====== Data for this exercise ======
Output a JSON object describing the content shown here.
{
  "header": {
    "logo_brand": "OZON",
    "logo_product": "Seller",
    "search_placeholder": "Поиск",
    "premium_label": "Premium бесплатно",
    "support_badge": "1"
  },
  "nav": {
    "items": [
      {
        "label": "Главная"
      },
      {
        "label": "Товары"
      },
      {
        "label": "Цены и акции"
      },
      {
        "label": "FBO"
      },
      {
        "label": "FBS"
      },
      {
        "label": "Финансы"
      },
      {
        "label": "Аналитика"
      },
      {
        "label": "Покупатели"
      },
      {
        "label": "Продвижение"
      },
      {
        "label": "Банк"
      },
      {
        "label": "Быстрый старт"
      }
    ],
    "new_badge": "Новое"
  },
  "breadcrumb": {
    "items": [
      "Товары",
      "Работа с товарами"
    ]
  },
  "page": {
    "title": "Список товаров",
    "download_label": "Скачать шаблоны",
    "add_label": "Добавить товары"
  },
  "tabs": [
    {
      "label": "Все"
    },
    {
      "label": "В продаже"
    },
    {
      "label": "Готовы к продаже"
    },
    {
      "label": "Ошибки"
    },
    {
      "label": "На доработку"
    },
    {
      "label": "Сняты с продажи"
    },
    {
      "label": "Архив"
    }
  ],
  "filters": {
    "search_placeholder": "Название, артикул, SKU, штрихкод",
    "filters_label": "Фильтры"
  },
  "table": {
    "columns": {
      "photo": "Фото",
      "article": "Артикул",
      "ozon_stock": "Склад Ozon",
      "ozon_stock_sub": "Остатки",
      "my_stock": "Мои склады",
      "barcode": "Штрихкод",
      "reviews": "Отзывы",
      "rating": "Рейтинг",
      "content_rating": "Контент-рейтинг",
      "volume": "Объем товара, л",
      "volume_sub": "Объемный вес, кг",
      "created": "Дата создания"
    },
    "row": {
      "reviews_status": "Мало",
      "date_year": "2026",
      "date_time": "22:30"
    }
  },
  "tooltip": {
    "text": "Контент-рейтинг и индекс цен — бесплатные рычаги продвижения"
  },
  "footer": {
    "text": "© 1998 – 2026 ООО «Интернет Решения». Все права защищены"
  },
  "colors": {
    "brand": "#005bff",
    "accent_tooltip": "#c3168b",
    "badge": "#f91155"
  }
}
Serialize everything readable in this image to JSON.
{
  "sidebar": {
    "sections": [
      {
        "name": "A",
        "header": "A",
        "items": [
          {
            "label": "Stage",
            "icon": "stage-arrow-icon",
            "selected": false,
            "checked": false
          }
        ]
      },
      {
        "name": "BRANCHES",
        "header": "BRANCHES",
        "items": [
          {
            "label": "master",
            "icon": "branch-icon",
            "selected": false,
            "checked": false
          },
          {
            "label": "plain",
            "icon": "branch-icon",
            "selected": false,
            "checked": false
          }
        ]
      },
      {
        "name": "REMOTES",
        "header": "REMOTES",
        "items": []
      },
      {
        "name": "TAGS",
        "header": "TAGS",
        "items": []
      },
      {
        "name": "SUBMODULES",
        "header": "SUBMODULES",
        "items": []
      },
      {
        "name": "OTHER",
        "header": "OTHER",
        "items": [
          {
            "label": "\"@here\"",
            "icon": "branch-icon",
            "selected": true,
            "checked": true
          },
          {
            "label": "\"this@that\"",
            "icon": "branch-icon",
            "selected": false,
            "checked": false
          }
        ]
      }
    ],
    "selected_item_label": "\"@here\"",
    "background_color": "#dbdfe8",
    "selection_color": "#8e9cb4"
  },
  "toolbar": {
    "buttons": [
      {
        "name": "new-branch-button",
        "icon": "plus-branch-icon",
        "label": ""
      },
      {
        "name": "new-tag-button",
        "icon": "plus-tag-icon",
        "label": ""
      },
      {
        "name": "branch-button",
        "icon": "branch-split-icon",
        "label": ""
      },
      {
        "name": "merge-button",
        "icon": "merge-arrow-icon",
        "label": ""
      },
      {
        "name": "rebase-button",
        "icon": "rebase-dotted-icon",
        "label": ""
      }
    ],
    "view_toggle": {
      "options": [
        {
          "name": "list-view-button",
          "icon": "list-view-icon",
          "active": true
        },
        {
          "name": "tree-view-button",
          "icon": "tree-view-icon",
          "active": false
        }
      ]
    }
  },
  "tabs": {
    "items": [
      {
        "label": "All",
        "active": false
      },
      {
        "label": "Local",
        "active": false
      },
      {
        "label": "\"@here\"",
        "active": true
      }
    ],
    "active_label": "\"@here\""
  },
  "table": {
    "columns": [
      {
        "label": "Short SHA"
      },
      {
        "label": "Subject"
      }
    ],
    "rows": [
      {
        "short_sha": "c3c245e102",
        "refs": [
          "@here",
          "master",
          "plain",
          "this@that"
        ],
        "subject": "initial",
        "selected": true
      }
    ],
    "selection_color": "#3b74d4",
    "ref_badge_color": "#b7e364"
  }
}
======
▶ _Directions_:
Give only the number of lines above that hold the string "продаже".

▶ _Solution for this exercise_:
2